All in Communications

You're Not Perfect. That's OK.

“We love seeing raw truth and openness in other people, but we’re afraid to let them see it in us.” (Brene Brown)

There’s an illusion in the business world that we cannot expose our flaws to anyone around us - not our colleagues, our clients and certainly not our bosses. The fear is, of course, that we will be judged, perceived as someone who is fundamentally flawed and, accordingly, cast off to career obscurity.

It’s an illusion that becomes all the more exacerbated at the management level. I can’t afford to show any weakness. I have to always impress that I know everything. I can never say ‘I don’t know’.

When You Need A Burning Platform

Change doesn’t tend to come easily to most of us.

For the most part, we don’t typically choose to change. More often, change - or at the very least, the need for it - is thrust upon us due to some exterior event, shift or development. When profits are severely impacted, when a competitor introduces a revolutionary new product or when an external environmental shift occurs, shifting the steady state we’ve become so comfortable with.

The Lemon Loaf Incident

Alright, let me start by saying that I’m wary of saying that how someone partakes of a lemon loaf directly reflects what kind of a person they are.

I do, however, think that how one partakes of a lemon loaf - and specifically an iced lemon loaf - suggests something about them (in conjunction with other data points as well, of course).

Don't Believe The Hype

To be human is to be complex. It means we aren’t one thing. We’re multi-faceted.

For example, that sports star that won that coveted trophy actually isn’t perfect. She’s made (and will continue to make) plenty of mistakes along the way.

And that team that finished in second place, the one whose faults are being picked apart by all critics? Well, they still played better than all the other teams in the league - except for one.

When AOL Tanked (Or Paying Attention To The Right Metrics)

Sometime between late Spring and early Fall, 1996, AOL’s stock fell from a high of $70 all the way down to $24.

These were the early days of the internet. The space was booming: startups were popping up everywhere, investors’ ears were perking up, and the big, established players were taking notice and/or beginning to get involved.

"It’s Like A Pizza..."

Many years ago, I worked with a senior consulting partner who liked to talk in puzzles. Instead of giving us specific marching orders, he’d talk around the issues and then ask us to put together a deck for his review.

For example, as we’d talk through a proposal we were working on, he’d talk about the client situation, the range of issues they were facing as well…

The Thing About Politics...

…Is that there really isn’t any such thing.

In popularity contests of any significance (where a sizable population is asked for its endorsement of an individual or a subject or an action), the landslide win is not a common occurrence.

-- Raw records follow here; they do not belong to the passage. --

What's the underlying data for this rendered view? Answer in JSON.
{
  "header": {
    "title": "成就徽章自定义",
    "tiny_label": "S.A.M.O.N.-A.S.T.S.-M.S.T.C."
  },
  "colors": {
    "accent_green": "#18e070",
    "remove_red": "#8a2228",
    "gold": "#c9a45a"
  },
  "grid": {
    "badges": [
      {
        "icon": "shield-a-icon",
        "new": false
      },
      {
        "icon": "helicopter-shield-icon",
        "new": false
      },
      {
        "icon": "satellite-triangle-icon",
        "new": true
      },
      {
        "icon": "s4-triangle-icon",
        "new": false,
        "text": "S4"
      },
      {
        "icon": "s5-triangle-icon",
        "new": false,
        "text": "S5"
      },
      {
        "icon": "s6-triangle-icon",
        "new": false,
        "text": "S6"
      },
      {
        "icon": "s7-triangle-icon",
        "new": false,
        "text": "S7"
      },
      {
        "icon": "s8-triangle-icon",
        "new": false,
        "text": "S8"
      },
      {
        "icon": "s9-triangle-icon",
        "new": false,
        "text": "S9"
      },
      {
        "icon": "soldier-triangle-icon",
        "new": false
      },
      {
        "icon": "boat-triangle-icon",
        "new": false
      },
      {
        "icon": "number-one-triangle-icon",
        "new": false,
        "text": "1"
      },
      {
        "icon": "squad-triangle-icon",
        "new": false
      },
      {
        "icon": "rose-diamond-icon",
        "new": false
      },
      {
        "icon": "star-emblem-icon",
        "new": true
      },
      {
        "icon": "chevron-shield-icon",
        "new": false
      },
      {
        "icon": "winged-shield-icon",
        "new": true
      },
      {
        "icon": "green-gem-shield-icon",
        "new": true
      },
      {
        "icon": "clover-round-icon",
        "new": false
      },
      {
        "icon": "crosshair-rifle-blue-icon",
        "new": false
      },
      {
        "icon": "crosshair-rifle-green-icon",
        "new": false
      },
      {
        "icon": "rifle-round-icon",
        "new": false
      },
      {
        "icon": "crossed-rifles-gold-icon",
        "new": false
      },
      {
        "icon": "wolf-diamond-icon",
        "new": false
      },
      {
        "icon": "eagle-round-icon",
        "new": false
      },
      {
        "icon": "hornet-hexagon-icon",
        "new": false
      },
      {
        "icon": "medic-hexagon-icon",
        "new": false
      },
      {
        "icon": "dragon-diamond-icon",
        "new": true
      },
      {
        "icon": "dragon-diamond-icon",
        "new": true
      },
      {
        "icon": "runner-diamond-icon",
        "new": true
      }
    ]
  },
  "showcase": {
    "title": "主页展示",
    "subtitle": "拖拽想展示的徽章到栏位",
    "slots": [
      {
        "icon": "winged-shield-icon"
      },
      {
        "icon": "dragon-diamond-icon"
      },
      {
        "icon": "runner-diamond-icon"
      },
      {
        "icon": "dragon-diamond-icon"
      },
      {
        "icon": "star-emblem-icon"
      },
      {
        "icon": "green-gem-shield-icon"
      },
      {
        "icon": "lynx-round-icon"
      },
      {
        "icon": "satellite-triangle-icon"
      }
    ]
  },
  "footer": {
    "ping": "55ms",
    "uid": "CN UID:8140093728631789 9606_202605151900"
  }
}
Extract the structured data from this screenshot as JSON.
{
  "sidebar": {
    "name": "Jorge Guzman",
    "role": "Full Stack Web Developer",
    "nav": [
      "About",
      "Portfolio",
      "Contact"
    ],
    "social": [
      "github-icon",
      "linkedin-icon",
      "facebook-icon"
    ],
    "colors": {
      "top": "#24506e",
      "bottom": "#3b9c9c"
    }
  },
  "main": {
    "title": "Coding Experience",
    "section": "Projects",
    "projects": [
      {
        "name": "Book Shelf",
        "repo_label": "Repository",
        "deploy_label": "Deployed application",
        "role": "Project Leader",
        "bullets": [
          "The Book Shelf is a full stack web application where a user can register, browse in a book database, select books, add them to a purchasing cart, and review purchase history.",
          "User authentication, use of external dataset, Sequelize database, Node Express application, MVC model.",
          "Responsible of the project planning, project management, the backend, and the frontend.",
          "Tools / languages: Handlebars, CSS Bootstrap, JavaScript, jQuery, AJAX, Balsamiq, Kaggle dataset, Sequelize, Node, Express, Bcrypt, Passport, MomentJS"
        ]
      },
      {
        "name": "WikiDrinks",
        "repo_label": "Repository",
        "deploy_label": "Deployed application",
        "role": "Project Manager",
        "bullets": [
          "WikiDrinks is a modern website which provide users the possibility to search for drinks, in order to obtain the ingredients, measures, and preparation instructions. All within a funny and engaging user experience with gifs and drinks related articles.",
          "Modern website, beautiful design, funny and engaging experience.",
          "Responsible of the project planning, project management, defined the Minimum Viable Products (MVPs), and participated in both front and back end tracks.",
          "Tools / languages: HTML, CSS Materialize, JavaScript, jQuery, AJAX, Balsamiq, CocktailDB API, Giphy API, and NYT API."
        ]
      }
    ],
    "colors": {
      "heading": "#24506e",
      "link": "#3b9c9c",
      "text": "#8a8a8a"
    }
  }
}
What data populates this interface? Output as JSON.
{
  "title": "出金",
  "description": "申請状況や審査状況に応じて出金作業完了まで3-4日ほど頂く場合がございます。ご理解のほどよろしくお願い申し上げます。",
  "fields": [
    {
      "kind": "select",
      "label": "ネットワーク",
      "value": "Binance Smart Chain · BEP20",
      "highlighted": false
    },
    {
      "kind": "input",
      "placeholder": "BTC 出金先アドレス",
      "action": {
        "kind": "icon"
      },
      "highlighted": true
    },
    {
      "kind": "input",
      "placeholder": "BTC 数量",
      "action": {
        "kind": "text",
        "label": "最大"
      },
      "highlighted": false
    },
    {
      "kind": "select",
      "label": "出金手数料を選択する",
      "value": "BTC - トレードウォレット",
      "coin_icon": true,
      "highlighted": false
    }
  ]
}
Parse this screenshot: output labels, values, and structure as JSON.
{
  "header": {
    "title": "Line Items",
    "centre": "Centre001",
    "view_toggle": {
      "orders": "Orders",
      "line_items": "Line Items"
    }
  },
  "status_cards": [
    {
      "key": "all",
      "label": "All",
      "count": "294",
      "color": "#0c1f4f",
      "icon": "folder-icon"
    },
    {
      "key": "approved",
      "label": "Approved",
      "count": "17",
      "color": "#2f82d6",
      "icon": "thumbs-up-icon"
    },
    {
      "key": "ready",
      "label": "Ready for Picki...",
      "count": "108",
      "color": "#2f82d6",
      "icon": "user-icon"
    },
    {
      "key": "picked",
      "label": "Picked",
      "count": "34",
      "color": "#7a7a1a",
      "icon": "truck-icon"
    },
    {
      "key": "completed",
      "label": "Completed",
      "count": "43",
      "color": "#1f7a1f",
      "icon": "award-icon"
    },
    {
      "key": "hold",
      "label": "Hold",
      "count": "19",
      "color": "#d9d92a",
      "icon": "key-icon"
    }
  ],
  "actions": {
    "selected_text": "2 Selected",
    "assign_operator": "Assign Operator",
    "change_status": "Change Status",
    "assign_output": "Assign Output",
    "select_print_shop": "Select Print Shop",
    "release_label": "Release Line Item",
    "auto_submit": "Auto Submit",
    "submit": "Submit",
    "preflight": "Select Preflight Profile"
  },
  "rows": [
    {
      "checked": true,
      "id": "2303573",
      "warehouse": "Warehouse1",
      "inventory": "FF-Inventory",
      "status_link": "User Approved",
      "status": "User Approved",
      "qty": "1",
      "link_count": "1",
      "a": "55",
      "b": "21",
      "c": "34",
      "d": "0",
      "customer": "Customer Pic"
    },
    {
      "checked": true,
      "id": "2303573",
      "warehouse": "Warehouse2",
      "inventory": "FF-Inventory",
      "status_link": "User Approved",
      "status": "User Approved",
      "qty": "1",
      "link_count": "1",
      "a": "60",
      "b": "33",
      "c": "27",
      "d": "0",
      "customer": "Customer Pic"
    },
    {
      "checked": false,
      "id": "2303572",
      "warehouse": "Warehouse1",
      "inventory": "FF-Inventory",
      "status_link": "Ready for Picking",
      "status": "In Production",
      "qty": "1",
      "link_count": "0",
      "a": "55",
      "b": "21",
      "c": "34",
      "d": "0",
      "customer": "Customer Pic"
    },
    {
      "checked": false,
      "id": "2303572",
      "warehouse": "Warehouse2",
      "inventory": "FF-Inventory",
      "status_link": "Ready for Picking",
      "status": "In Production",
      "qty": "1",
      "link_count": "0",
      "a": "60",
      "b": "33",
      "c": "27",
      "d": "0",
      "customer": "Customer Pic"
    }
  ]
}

More prevalent (in my admittedly unscientific assessment) is the close race, where the margin of victory is in single digit percentage points.

The Thing About Mandates...

…Is that there really isn’t any such thing.

In popularity contests of any significance (where a sizable population is asked for its endorsement of an individual or a subject or an action), the landslide win is not a common occurrence. More prevalent (in my admittedly unscientific assessment) is the close race, where the margin of victory is in single digit percentage points.

No One Likes Surprises

When it comes to the work we do, no one likes surprises.

It doesn’t matter which part of the organization you sit in - client management, operations, marketing or elsewhere - one of the fundamental tenets of corporate performance is predictability. We want to know what’s happening, why and, if necessary, what we need to do about it.

The Flight Safety Video With 10.5 Million YouTube Views

One of the staples of modern air travel is the flight safety video. It’s an aviation regulation that’s designed to ensure everyone is appropriately briefed on flight safety procedures in the event of an emergency.

If you’ve ever taken a flight, you’ve sat through one. And if, like me, you fly a lot, you’ve not only sat through them, you’ve likely tuned out during the briefing.

Using Your Anger

There’s a couple of stages we go through when we’re angered by a particular situation we’re faced with.

First, we lose our cool and debate and question our predicament. We turn the situation over and over in our heads, incredulous, bemused and upset that this is happening to us. We wallow in the ‘why me’s’.  This is sometimes inevitable but always unproductive.

To Inspire or To Intimidate?

Think of the most exciting job you’ve done, the best initiative you’ve been part of, the most rewarding experience you’ve had. What was the underlying basis of that experience, the focus of the leadership in that situation? Were you excited? Were you focused on moving towards something? Were you inspired?

"Turn Them Off and See Who Complains..."

How many newsletters do you get in your inbox every day? How many emails do you get with an update on some issue or department or project? How many notifications do you get on your phone with the latest piece of “must-have” information?

Now, how many of them do you actually read?

"Ask If You're Crazy Enough..."

There's a cynicism we tend to have when it comes to advertising and branding.

So many brands adopt personas based on their desire to attract a certain type of consumer. These personas are fashioned on the basis of deep consumer research, canvassing their likes, dislikes, tastes, preferences and more. Some of these personas succeed, others don't.